Noble’s Relisting Plans Face a Hurdle
Singapore authorities have decided to block a restructuring plan of Noble Group Limited (NGL) by not allowing the commodity trader to transfer its listing status to New Noble.
This was announced in a joint statement issued by the Monetary Authority of Singapore (MAS), Singapore Police Force and Singapore Exchange Regulation (SGX Regco).
As explained, the decision follows “a careful review” of the findings to-date from the ongoing investigations into NGL and Noble Resources International (NRI) by MAS, the Commercial Affairs Department (CAD) of the Singapore Police Force, and the Accounting and Corporate Regulatory Authority (ACRA).
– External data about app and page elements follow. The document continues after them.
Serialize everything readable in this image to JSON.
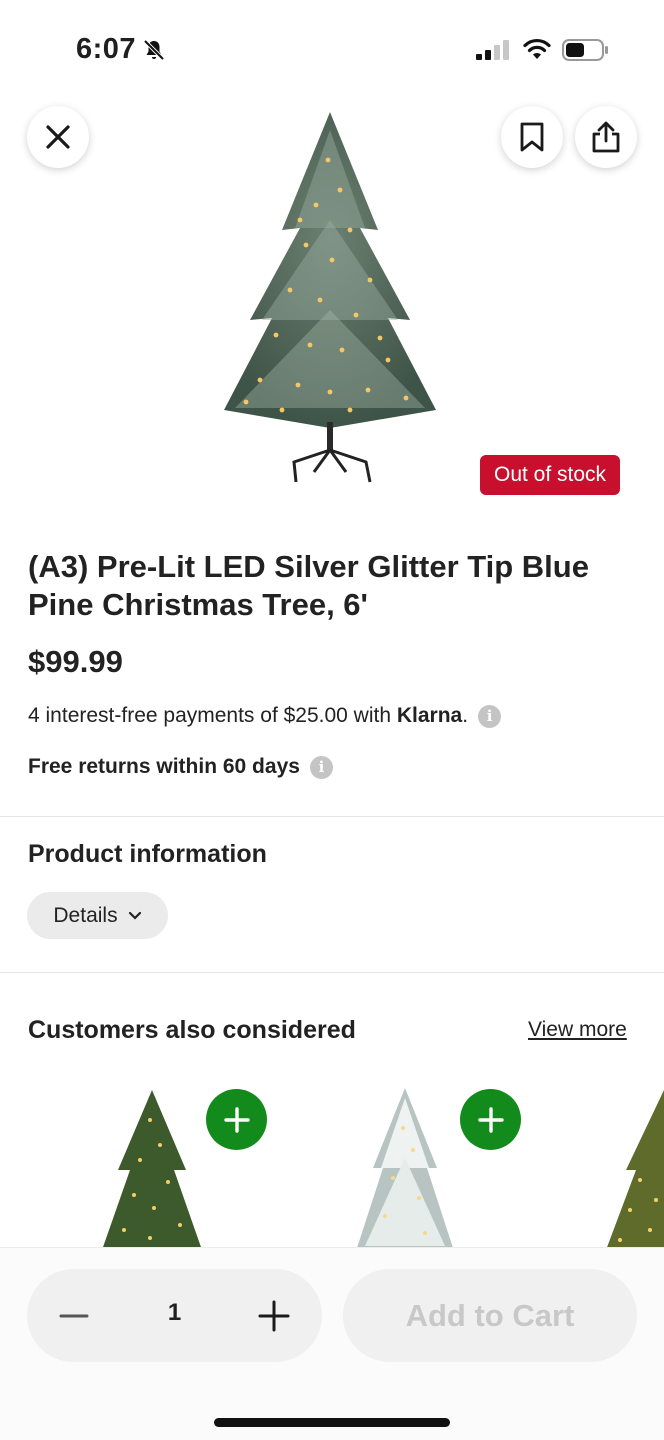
{
  "status_bar": {
    "time": "6:07",
    "icons": [
      "bell-slash-icon",
      "cellular-signal-icon",
      "wifi-icon",
      "battery-icon"
    ]
  },
  "hero": {
    "close_icon": "close-icon",
    "bookmark_icon": "bookmark-icon",
    "share_icon": "share-icon",
    "product_image": "christmas-tree-image",
    "stock_badge": "Out of stock"
  },
  "product": {
    "title": "(A3) Pre-Lit LED Silver Glitter Tip Blue Pine Christmas Tree, 6'",
    "price": "$99.99",
    "klarna_prefix": "4 interest-free payments of $25.00 with ",
    "klarna_brand": "Klarna",
    "klarna_suffix": ".",
    "returns": "Free returns within 60 days"
  },
  "product_info": {
    "heading": "Product information",
    "details_label": "Details"
  },
  "recommendations": {
    "heading": "Customers also considered",
    "view_more": "View more",
    "items": [
      {
        "image": "green-lit-tree-image"
      },
      {
        "image": "flocked-white-tree-image"
      },
      {
        "image": "gold-lit-tree-image"
      }
    ]
  },
  "bottom_bar": {
    "quantity": "1",
    "add_to_cart": "Add to Cart"
  },
  "colors": {
    "out_of_stock": "#c8102e",
    "add_green": "#138a1c",
    "disabled_text": "#c8c8c8"
  }
}
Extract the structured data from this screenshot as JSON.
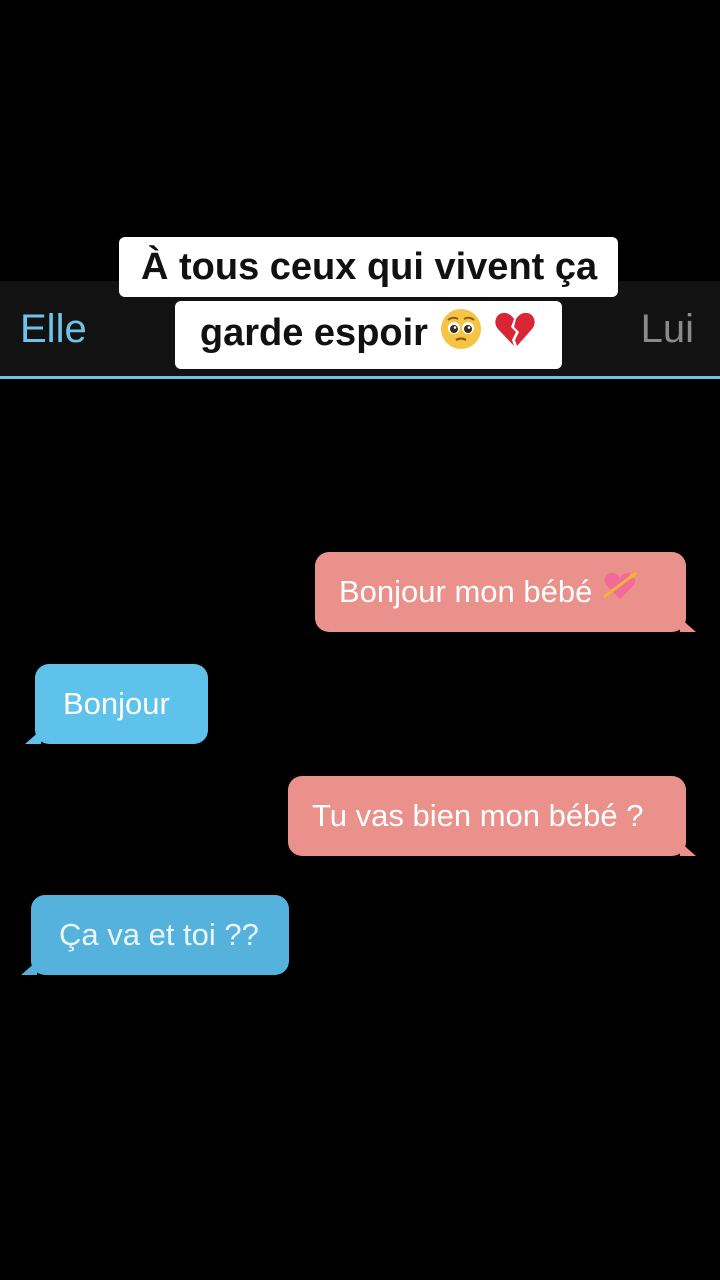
{
  "tabs": {
    "left_label": "Elle",
    "right_label": "Lui",
    "left_color": "#6ec3e8",
    "right_color": "#8a8a8a"
  },
  "caption": {
    "line1": "À tous ceux qui vivent ça",
    "line2": "garde espoir",
    "line2_emojis": [
      "pleading-face-icon",
      "broken-heart-icon"
    ]
  },
  "messages": [
    {
      "sender": "Lui",
      "side": "right",
      "text": "Bonjour mon bébé",
      "emoji": "heart-with-arrow-icon",
      "color": "#e9918a"
    },
    {
      "sender": "Elle",
      "side": "left",
      "text": "Bonjour",
      "color": "#5ec2ea"
    },
    {
      "sender": "Lui",
      "side": "right",
      "text": "Tu vas bien mon bébé ?",
      "color": "#e9918a"
    },
    {
      "sender": "Elle",
      "side": "left",
      "text": "Ça va et toi ??",
      "color": "#54b2dc"
    }
  ]
}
“MAS and SGX RegCo have concluded that there are significant uncertainties about the financial position of New Noble,” the parties said.
“It would be imprudent to allow the re-listing as investors will not be able to trade in New Noble’s shares on an informed basis,” they pointed out.
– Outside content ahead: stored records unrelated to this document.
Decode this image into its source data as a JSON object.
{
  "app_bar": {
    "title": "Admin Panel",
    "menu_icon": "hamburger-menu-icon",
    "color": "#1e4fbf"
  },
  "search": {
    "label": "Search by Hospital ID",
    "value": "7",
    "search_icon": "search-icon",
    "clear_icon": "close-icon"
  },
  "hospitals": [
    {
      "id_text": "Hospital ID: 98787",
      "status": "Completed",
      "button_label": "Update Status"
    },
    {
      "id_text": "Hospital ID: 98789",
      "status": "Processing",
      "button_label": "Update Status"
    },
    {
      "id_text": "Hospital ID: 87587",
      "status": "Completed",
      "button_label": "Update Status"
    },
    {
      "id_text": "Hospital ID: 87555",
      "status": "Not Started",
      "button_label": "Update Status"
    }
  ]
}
Reacting on the above decision, NGL said it “intends to stake steps to preserve value for stakeholders, including through implementation of the restructuring by an alternative process.”
Noble, once the biggest Asian commodity company, has seen its stock price fall since 2015 after Iceberg Research started questioning Noble’s accounts. Noble was accused of fraudulent behavior as it allegedly overvalued its assets and underreported debt. In order to ensure its survival, Noble has been disposing of its assets and reducing its workforce.
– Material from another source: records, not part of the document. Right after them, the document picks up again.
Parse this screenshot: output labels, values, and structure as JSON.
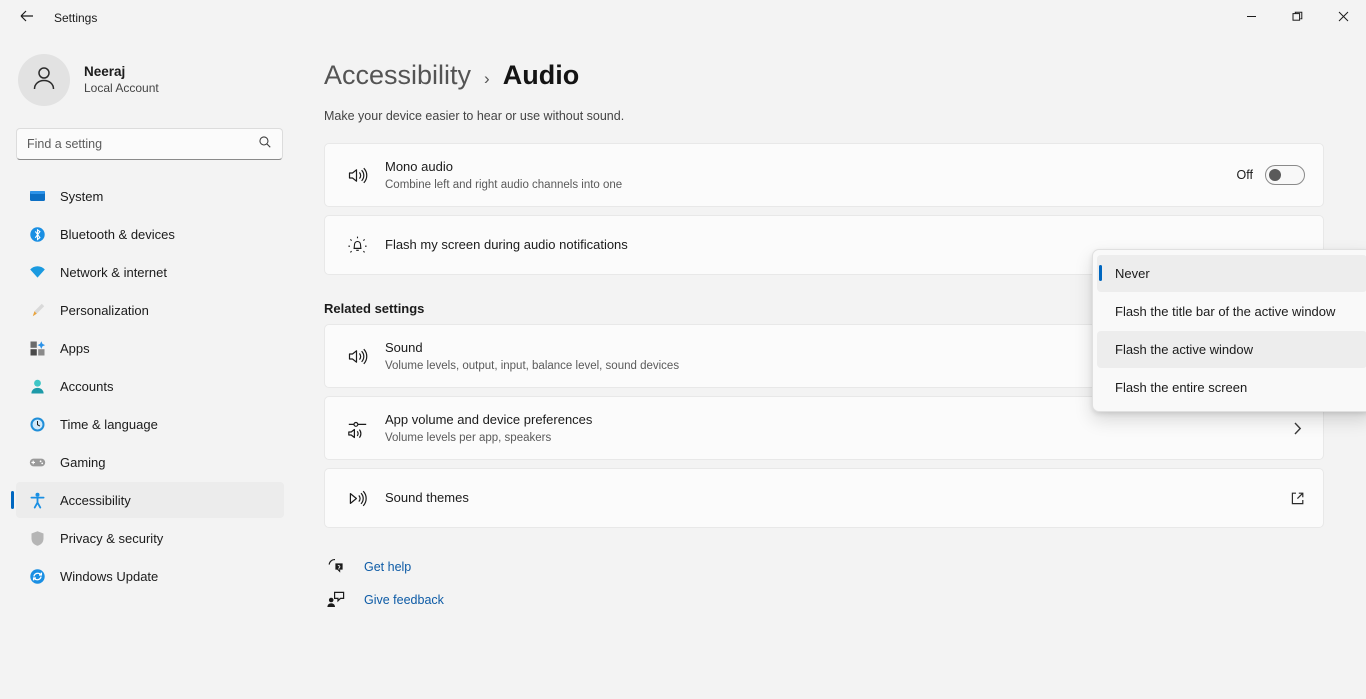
{
  "window": {
    "app_title": "Settings",
    "back_icon": "arrow-left-icon",
    "controls": [
      {
        "name": "minimize-button",
        "icon": "minimize-icon"
      },
      {
        "name": "maximize-button",
        "icon": "restore-icon"
      },
      {
        "name": "close-button",
        "icon": "close-icon"
      }
    ]
  },
  "sidebar": {
    "account": {
      "name": "Neeraj",
      "type": "Local Account",
      "avatar_icon": "person-icon"
    },
    "search": {
      "placeholder": "Find a setting",
      "value": "",
      "icon": "search-icon"
    },
    "items": [
      {
        "label": "System",
        "icon": "monitor-icon",
        "selected": false
      },
      {
        "label": "Bluetooth & devices",
        "icon": "bluetooth-icon",
        "selected": false
      },
      {
        "label": "Network & internet",
        "icon": "wifi-icon",
        "selected": false
      },
      {
        "label": "Personalization",
        "icon": "paintbrush-icon",
        "selected": false
      },
      {
        "label": "Apps",
        "icon": "apps-icon",
        "selected": false
      },
      {
        "label": "Accounts",
        "icon": "account-icon",
        "selected": false
      },
      {
        "label": "Time & language",
        "icon": "clock-icon",
        "selected": false
      },
      {
        "label": "Gaming",
        "icon": "gamepad-icon",
        "selected": false
      },
      {
        "label": "Accessibility",
        "icon": "accessibility-icon",
        "selected": true
      },
      {
        "label": "Privacy & security",
        "icon": "shield-icon",
        "selected": false
      },
      {
        "label": "Windows Update",
        "icon": "update-icon",
        "selected": false
      }
    ]
  },
  "main": {
    "breadcrumb": {
      "parent": "Accessibility",
      "separator": "›",
      "current": "Audio"
    },
    "subtitle": "Make your device easier to hear or use without sound.",
    "mono_audio": {
      "icon": "speaker-icon",
      "title": "Mono audio",
      "subtitle": "Combine left and right audio channels into one",
      "toggle_label": "Off",
      "toggle_state": "off"
    },
    "flash_screen": {
      "icon": "flash-notification-icon",
      "title": "Flash my screen during audio notifications",
      "selected_value": "Never"
    },
    "related_heading": "Related settings",
    "related": [
      {
        "icon": "speaker-icon",
        "title": "Sound",
        "subtitle": "Volume levels, output, input, balance level, sound devices",
        "action_icon": ""
      },
      {
        "icon": "app-volume-icon",
        "title": "App volume and device preferences",
        "subtitle": "Volume levels per app, speakers",
        "action_icon": "chevron-right-icon"
      },
      {
        "icon": "sound-themes-icon",
        "title": "Sound themes",
        "subtitle": "",
        "action_icon": "external-link-icon"
      }
    ],
    "footer": [
      {
        "label": "Get help",
        "icon": "help-icon"
      },
      {
        "label": "Give feedback",
        "icon": "feedback-icon"
      }
    ]
  },
  "dropdown": {
    "open": true,
    "options": [
      {
        "label": "Never",
        "selected": true,
        "hover": false
      },
      {
        "label": "Flash the title bar of the active window",
        "selected": false,
        "hover": false
      },
      {
        "label": "Flash the active window",
        "selected": false,
        "hover": true
      },
      {
        "label": "Flash the entire screen",
        "selected": false,
        "hover": false
      }
    ]
  },
  "colors": {
    "accent": "#0067c0",
    "link": "#0d5ba6",
    "page_bg": "#f3f3f3",
    "card_bg": "#fbfbfb"
  }
}
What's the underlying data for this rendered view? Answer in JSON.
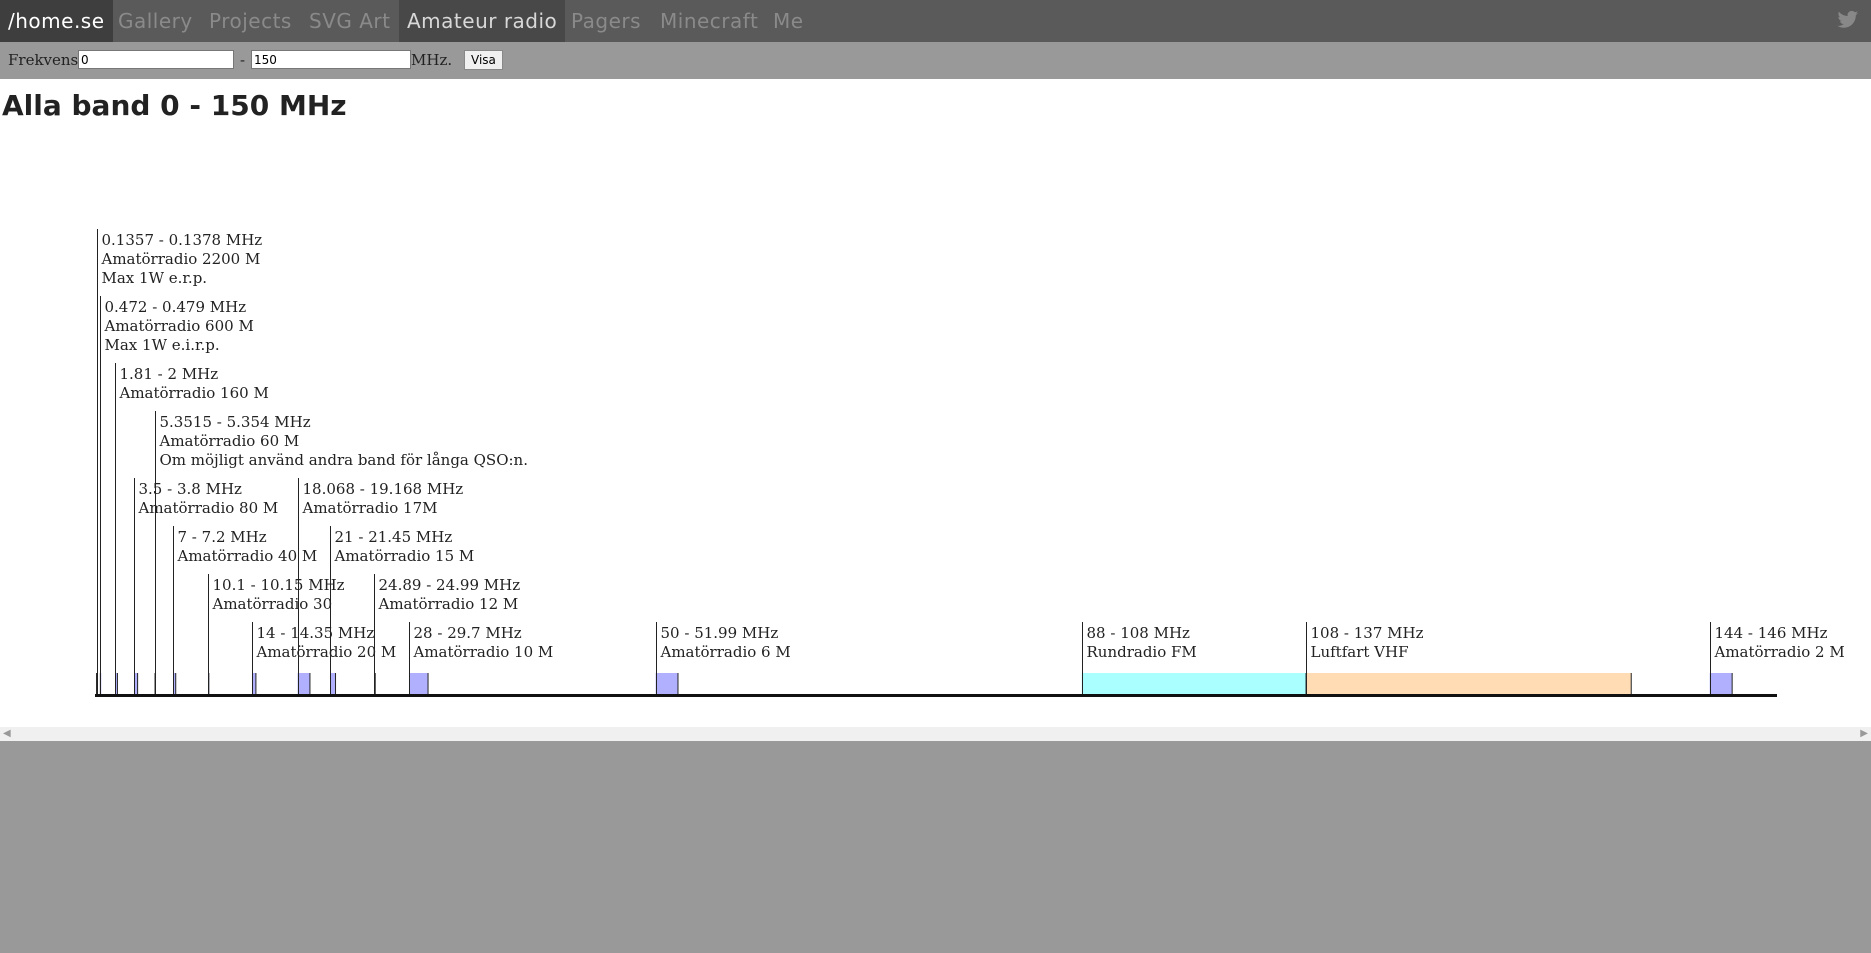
{
  "nav": {
    "home": "/home.se",
    "items": [
      "Gallery",
      "Projects",
      "SVG Art",
      "Amateur radio",
      "Pagers",
      "Minecraft",
      "Me"
    ],
    "active": "Amateur radio",
    "twitter_icon": "twitter-icon"
  },
  "form": {
    "label": "Frekvens:",
    "from_value": "0",
    "dash": "-",
    "to_value": "150",
    "unit": "MHz.",
    "button": "Visa"
  },
  "page": {
    "title": "Alla band 0 - 150 MHz"
  },
  "chart_data": {
    "type": "band-plan",
    "range_mhz": [
      0,
      150
    ],
    "bands": [
      {
        "start": 0.1357,
        "end": 0.1378,
        "lines": [
          "0.1357 - 0.1378 MHz",
          "Amatörradio 2200 M",
          "Max 1W e.r.p."
        ],
        "color": "#b0b0ff"
      },
      {
        "start": 0.472,
        "end": 0.479,
        "lines": [
          "0.472 - 0.479 MHz",
          "Amatörradio 600 M",
          "Max 1W e.i.r.p."
        ],
        "color": "#b0b0ff"
      },
      {
        "start": 1.81,
        "end": 2,
        "lines": [
          "1.81 - 2 MHz",
          "Amatörradio 160 M"
        ],
        "color": "#b0b0ff"
      },
      {
        "start": 3.5,
        "end": 3.8,
        "lines": [
          "3.5 - 3.8 MHz",
          "Amatörradio 80 M"
        ],
        "color": "#b0b0ff"
      },
      {
        "start": 5.3515,
        "end": 5.354,
        "lines": [
          "5.3515 - 5.354 MHz",
          "Amatörradio 60 M",
          "Om möjligt använd andra band för långa QSO:n."
        ],
        "color": "#b0b0ff"
      },
      {
        "start": 7,
        "end": 7.2,
        "lines": [
          "7 - 7.2 MHz",
          "Amatörradio 40 M"
        ],
        "color": "#b0b0ff"
      },
      {
        "start": 10.1,
        "end": 10.15,
        "lines": [
          "10.1 - 10.15 MHz",
          "Amatörradio 30"
        ],
        "color": "#b0b0ff"
      },
      {
        "start": 14,
        "end": 14.35,
        "lines": [
          "14 - 14.35 MHz",
          "Amatörradio 20 M"
        ],
        "color": "#b0b0ff"
      },
      {
        "start": 18.068,
        "end": 19.168,
        "lines": [
          "18.068 - 19.168 MHz",
          "Amatörradio 17M"
        ],
        "color": "#b0b0ff"
      },
      {
        "start": 21,
        "end": 21.45,
        "lines": [
          "21 - 21.45 MHz",
          "Amatörradio 15 M"
        ],
        "color": "#b0b0ff"
      },
      {
        "start": 24.89,
        "end": 24.99,
        "lines": [
          "24.89 - 24.99 MHz",
          "Amatörradio 12 M"
        ],
        "color": "#b0b0ff"
      },
      {
        "start": 28,
        "end": 29.7,
        "lines": [
          "28 - 29.7 MHz",
          "Amatörradio 10 M"
        ],
        "color": "#b0b0ff"
      },
      {
        "start": 50,
        "end": 51.99,
        "lines": [
          "50 - 51.99 MHz",
          "Amatörradio 6 M"
        ],
        "color": "#b0b0ff"
      },
      {
        "start": 88,
        "end": 108,
        "lines": [
          "88 - 108 MHz",
          "Rundradio FM"
        ],
        "color": "#aaffff"
      },
      {
        "start": 108,
        "end": 137,
        "lines": [
          "108 - 137 MHz",
          "Luftfart VHF"
        ],
        "color": "#ffdcb4"
      },
      {
        "start": 144,
        "end": 146,
        "lines": [
          "144 - 146 MHz",
          "Amatörradio 2 M"
        ],
        "color": "#b0b0ff"
      }
    ]
  }
}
Last month, Singapore authorities said they were investigating suspected false and misleading statements and breaches of disclosure requirements under the Securities and Futures Act by Noble.
What is more, the authorities also investigated potential non-compliance with accounting standards by Noble’s subsidiary NRI.
On December 6, the authorities said they have been carefully reviewing since 2015 the allegations raised by various parties against NGL and following up on information and leads provided.
Notwithstanding the clean audit opinions issued by NGL’s statutory auditors for financial years 2014, 2015 and 2016, the authorities continued to gather and review information. This included information relating to the substantial write-downs that were announced by NGL in late 2017 and early 2018.
The review of this and other information provided the basis for authorities to commence overt investigations into potential breaches of Singapore’s laws, according to the authorities.